Police soon suspected Michele and her boyfriend due to their seemingly unconcerned behavior as well as their equally suspicious alibi that they were out of town on the day of the murders, as they had planned to marry in Las Vegas. They told police they’d changed their minds and headed back to Carnation.
McEnroe would be sentenced to life in prison in 2015, while Michele would be found guilty of all six murders and was sentenced to life in prison without the possibility of parole in April 2016.
2Ron Gene Simmons’s Christmas Killing Spree
Over a seven-day period from December 22 to 28, 1987, former US Air Force master sergeant Ronald Gene Simmons went on a killing spree through Arkansas that would leave a total of 16 people dead, 14 of them family members.

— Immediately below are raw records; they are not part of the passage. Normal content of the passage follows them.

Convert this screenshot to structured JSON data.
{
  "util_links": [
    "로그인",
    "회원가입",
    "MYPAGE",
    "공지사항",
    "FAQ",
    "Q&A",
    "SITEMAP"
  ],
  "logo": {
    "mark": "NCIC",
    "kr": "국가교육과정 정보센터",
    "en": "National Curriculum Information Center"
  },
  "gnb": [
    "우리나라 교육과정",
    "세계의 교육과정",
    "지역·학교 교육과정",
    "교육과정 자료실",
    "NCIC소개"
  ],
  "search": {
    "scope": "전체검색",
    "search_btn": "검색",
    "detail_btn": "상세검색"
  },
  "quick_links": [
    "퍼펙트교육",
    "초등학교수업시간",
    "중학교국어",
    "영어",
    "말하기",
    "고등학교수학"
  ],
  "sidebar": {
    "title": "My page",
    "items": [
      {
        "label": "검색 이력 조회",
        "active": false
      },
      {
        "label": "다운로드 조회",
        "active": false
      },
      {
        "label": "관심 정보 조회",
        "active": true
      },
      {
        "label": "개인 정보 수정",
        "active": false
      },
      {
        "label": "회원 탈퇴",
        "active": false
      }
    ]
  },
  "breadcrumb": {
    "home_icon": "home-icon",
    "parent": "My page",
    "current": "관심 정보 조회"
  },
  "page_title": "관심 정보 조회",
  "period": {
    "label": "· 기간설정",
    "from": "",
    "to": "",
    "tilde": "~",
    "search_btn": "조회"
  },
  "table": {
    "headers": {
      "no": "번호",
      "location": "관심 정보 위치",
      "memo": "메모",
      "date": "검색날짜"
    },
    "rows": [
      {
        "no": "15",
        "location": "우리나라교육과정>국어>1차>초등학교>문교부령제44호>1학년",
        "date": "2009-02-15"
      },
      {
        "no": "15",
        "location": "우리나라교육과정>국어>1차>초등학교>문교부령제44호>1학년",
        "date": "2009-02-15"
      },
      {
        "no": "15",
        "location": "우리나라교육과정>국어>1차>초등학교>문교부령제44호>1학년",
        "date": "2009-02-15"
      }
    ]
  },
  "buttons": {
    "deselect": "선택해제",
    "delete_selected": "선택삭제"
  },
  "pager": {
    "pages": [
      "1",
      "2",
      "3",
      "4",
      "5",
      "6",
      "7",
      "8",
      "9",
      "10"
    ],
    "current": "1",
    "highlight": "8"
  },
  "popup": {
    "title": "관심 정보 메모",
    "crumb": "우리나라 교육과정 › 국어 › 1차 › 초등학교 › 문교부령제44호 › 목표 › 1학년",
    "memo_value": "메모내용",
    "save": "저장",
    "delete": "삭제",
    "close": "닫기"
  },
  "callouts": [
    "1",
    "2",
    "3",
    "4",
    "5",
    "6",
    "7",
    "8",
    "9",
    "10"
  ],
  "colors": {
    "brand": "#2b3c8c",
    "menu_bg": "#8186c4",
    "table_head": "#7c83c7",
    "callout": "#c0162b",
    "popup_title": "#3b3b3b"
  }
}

Simmons would begin his horrendous murder spree by shooting his wife and eldest son dead before strangling his three-year old granddaughter, who was staying at the house. He waited for four more of his children to return home, before taking each child separately out to the back of the property and holding their heads under the water in a large rain barrel.
He would remain at the family home until other members of his family arrived for a preplanned Christmas visit, which they did on December 26. He would shoot his son and daughter as well as their spouses. He strangled or drowned their children. In a dark, sick twist, his daughter Sheila had been the subject of sexual abuse at the hands of her father for years, and her daughter had actually been fathered by Simmons himself.
Two days later, Simmons would travel to nearby Russellville, where he would gun down a young woman who he was (by all accounts) infatuated with but who had turned down his advances. He would take shots at several people throughout the town over the following hours, killing one more person (who was no more than a stranger to him) before he gave himself up to police and handed over his weapon. He was ultimately found guilty of all 16 murders and sentenced to death.
In a bizarre twist to an already extremely dark tale, Simmons would need to be kept separate during his time spent on death row due to threats on his life from other prisoners. This wasn’t due to the horrific nature of his crimes, nor that he had sexually abused his own daughter (before murdering her), but because his refusal to appeal his death sentence, they believed, would weaken their own chances of appeal. Simmons was executed by lethal injection in June 1990.
Shortly after 11:00 AM on Christmas Day 2011, 56-year-old Aziz Yazdanpanah donned a Santa Claus costume and declared he wanted to be “all fatherly” to his family when he showed up at their apartment in the Dallas-Fort Worth area. Then he shot his estranged wife, their two teenage children, his sister, his brother-in-law, and their 22-year-old daughter dead before shooting himself.
Although it was well-known to those who knew him that Yazdanpanah was having problems with his marriage, his increasing financial difficulties weren’t as commonly known. As we have looked at in several other such cases on this list, the murders by Yazdanpanah appear to have been the result of a mind that had simply broken.
According to the police reports, it was Yazdanpanah himself who had called police at 11:34 AM, stating to them, “Help. I am shooting people.” A text, later found on the phone of his murdered niece, was sent at 11:15 AM, stating, “Now he wants to be all fatherly and win father of the year.” It is believed that shortly after that text was sent, the murders began.
When police arrived at the scene, they found evidence of what appeared to be an attempt to “frame” his dead brother-in-law, as one of the guns used in the killings had been placed in his hand (presumably by Yazdanpanah). Police would state that at some point after making the phone call to authorities, he suddenly became “overwhelmed,” possibly having come to the awful realization of what he had done, so he simply turned the gun on himself.